__Your objective__
From the entries below, return every line that includes the word "number".

[[ Source data open ]]

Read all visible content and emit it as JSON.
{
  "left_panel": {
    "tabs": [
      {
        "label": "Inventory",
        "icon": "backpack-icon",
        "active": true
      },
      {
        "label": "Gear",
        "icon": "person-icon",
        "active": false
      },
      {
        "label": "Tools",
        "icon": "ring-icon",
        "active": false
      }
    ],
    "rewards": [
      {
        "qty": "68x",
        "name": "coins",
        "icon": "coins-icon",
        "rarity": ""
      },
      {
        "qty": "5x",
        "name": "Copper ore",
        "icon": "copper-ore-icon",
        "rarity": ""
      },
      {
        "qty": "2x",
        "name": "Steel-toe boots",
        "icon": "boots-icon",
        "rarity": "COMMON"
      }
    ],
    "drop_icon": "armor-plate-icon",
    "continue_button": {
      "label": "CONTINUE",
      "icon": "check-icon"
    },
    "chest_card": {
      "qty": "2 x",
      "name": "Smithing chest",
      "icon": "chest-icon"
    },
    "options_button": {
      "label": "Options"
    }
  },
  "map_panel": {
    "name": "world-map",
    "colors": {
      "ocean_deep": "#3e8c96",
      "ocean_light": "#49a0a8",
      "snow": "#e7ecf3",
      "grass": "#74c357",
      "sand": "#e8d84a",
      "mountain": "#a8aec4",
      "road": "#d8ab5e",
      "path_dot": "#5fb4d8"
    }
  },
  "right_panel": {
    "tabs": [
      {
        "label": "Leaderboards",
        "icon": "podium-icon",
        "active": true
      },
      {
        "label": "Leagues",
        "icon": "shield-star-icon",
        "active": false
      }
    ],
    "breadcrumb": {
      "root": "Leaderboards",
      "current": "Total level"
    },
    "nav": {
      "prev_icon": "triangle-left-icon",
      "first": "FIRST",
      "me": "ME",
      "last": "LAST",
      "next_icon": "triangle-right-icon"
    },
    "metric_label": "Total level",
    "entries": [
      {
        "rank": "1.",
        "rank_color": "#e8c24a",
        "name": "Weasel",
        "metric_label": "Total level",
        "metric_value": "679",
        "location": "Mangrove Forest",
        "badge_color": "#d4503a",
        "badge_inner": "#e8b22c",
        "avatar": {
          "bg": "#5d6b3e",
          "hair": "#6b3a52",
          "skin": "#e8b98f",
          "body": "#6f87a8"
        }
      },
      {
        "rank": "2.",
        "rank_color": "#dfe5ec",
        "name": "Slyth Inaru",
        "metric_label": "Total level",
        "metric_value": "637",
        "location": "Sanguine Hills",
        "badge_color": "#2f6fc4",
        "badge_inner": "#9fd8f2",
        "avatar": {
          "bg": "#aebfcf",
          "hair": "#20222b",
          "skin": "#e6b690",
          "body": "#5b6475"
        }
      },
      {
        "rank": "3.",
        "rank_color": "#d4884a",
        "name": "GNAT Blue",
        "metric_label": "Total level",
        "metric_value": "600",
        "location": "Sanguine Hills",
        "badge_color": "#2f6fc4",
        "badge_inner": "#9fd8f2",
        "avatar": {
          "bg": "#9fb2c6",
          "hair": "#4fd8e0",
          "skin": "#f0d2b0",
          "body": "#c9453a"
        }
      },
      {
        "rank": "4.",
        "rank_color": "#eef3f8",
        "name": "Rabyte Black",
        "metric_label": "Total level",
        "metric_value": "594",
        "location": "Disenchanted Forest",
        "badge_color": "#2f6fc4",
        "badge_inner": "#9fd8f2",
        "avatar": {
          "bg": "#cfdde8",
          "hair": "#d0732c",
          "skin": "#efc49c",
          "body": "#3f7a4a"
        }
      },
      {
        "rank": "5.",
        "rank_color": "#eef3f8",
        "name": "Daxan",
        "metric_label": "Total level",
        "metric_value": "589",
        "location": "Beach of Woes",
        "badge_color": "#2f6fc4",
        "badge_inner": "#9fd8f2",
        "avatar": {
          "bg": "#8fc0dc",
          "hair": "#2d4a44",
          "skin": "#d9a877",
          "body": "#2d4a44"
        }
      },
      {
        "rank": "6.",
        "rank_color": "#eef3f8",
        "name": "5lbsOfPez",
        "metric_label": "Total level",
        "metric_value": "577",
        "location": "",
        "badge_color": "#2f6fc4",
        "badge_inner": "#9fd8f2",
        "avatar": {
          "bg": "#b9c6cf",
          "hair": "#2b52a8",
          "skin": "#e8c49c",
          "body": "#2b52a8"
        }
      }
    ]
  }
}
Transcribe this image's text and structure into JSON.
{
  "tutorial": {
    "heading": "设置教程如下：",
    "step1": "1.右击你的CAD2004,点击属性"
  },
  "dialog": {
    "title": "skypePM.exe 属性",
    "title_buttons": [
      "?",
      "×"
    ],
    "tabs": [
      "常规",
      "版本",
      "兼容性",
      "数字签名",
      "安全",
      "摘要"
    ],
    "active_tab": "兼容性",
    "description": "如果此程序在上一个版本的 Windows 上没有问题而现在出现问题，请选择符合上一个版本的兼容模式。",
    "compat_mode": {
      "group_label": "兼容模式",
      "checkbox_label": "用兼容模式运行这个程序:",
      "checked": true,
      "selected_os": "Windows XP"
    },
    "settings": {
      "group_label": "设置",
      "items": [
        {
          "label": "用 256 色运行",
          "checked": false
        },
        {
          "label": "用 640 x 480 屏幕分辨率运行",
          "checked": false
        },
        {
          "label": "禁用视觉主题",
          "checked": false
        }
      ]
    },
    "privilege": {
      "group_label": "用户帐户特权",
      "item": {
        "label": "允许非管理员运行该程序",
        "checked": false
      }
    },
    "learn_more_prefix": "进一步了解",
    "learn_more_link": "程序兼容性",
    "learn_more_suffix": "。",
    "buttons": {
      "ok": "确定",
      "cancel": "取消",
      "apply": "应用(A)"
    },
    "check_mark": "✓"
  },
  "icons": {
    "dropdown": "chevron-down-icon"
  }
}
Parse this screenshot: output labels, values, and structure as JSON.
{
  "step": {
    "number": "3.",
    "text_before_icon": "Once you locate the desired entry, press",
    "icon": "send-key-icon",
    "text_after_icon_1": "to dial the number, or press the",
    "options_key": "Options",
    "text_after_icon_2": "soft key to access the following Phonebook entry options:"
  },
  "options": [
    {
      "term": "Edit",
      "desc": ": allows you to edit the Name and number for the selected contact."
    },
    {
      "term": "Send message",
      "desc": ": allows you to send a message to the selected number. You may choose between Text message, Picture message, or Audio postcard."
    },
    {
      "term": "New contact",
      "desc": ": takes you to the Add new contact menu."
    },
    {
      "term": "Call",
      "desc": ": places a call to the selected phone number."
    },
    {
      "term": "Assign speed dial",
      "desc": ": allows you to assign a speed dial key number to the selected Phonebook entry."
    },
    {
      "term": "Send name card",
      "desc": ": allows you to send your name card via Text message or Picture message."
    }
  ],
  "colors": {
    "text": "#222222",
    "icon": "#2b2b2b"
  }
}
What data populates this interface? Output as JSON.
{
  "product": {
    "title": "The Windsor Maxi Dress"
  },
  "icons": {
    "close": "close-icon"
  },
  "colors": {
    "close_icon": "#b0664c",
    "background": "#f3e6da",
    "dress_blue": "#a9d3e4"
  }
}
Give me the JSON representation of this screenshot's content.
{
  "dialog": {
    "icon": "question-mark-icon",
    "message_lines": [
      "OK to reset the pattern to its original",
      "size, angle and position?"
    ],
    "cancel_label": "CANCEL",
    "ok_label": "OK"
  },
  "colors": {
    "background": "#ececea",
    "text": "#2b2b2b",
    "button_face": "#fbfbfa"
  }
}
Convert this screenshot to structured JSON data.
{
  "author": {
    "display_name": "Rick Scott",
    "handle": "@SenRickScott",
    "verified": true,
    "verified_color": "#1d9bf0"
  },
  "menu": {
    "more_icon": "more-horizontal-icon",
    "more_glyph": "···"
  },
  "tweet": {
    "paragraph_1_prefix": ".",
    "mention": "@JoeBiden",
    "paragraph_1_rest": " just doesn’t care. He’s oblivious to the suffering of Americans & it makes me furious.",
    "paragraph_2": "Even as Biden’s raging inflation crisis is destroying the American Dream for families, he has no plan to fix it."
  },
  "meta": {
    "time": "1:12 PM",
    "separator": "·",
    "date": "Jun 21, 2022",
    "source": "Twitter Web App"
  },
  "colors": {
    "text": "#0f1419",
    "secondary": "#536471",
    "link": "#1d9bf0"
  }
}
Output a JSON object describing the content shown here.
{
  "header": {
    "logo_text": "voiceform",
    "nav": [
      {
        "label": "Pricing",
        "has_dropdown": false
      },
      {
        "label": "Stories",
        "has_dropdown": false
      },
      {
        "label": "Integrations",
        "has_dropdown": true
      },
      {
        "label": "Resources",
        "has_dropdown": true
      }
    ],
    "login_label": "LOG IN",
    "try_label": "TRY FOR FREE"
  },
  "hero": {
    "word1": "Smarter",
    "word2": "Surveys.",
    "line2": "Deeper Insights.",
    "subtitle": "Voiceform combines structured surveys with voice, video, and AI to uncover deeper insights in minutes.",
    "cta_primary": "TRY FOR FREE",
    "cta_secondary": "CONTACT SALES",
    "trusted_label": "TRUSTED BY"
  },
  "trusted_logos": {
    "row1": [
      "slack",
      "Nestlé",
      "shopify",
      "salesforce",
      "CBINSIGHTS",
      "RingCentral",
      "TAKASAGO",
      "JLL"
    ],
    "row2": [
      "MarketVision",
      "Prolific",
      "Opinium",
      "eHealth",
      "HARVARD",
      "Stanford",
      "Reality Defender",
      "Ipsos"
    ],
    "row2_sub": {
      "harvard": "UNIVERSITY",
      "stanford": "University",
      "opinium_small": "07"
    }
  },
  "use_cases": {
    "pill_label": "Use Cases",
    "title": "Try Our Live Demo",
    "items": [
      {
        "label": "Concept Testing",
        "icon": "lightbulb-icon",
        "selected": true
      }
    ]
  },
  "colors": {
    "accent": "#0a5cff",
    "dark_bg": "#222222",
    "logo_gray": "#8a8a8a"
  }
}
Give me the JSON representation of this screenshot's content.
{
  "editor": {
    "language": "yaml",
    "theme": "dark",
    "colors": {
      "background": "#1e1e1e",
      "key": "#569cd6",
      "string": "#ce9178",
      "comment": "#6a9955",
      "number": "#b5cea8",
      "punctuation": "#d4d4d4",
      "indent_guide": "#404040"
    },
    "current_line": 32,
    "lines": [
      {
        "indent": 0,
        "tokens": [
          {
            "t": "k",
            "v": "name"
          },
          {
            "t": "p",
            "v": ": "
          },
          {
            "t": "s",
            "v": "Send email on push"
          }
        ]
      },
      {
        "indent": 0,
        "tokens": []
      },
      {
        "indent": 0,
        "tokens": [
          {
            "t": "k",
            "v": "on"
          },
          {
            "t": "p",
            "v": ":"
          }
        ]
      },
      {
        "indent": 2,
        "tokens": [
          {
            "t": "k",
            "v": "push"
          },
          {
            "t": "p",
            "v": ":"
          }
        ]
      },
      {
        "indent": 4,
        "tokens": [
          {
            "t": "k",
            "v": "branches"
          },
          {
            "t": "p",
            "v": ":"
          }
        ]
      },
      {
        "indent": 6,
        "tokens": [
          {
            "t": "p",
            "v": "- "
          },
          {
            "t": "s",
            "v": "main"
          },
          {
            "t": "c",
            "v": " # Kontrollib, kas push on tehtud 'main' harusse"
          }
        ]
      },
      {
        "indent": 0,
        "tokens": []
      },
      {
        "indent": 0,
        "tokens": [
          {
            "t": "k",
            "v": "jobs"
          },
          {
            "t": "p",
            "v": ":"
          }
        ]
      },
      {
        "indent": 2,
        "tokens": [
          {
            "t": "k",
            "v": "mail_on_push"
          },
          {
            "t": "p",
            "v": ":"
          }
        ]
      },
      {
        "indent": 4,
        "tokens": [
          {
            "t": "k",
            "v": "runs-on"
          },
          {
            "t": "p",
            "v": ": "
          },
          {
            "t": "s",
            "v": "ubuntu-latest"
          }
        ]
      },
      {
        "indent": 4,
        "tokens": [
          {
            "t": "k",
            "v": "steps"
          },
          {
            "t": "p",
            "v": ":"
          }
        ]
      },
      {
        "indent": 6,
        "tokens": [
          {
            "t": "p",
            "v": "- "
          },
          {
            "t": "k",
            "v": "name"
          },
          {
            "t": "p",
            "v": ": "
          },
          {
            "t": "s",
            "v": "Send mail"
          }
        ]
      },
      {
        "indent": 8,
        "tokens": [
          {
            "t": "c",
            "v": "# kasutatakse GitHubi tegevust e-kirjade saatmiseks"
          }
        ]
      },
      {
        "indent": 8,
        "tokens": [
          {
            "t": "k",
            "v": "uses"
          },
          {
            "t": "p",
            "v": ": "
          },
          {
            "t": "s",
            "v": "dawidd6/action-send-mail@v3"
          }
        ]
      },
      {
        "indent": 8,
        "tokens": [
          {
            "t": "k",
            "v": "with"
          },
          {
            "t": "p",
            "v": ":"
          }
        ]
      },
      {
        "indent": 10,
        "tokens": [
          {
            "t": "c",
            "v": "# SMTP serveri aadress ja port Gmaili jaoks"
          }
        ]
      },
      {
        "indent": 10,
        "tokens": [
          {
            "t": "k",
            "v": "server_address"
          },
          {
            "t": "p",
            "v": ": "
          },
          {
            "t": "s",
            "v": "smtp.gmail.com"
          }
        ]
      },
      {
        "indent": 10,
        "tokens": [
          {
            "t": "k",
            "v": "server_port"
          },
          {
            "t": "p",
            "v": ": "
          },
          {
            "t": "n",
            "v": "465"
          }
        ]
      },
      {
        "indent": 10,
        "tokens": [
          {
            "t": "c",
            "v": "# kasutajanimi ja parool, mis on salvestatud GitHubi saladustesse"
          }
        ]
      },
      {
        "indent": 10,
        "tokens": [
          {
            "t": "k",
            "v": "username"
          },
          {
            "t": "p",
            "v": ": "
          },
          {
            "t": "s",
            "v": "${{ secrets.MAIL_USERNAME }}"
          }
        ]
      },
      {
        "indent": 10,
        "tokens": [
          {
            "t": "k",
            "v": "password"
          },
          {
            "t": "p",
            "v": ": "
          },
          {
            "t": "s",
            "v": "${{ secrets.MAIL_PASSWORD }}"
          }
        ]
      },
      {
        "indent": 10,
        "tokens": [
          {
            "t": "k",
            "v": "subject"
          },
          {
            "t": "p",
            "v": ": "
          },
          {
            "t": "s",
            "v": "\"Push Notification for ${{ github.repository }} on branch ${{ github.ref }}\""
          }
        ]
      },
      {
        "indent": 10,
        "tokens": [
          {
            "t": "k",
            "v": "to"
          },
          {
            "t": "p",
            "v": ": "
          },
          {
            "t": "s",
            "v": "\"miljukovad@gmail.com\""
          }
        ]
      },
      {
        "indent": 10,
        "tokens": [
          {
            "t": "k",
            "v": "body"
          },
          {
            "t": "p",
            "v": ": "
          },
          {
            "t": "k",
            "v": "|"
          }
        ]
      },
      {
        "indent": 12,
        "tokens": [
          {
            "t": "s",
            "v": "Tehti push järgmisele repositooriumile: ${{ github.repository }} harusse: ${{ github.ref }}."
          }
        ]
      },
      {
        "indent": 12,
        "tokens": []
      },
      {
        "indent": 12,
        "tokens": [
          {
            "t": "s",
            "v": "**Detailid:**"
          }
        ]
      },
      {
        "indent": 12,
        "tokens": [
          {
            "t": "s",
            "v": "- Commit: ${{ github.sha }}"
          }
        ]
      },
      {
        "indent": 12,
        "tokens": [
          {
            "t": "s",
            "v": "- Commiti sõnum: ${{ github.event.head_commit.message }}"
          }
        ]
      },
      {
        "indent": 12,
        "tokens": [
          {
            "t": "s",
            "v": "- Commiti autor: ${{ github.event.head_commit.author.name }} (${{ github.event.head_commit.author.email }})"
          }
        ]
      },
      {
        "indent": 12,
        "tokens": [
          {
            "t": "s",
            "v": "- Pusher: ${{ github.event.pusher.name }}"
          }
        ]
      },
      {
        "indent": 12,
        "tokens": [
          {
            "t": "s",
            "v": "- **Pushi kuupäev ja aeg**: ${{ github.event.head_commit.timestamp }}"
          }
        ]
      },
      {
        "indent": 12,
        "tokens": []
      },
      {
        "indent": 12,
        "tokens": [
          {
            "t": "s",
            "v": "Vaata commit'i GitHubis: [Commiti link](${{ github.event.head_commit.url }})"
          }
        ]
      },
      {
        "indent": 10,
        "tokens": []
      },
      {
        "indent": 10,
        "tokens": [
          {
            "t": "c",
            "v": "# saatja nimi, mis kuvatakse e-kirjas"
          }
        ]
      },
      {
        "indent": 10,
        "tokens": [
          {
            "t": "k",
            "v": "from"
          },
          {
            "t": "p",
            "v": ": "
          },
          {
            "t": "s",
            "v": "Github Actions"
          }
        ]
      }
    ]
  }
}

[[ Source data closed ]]

__Final answer__
    "number": "3.",
    "text_after_icon_1": "to dial the number, or press the",
      "desc": ": allows you to edit the Name and number for the selected contact."
      "desc": ": allows you to send a message to the selected number. You may choose between Text message, Picture message, or Audio postcard."
      "desc": ": places a call to the selected phone number."
      "desc": ": allows you to assign a speed dial key number to the selected Phonebook entry."
      "number": "#b5cea8",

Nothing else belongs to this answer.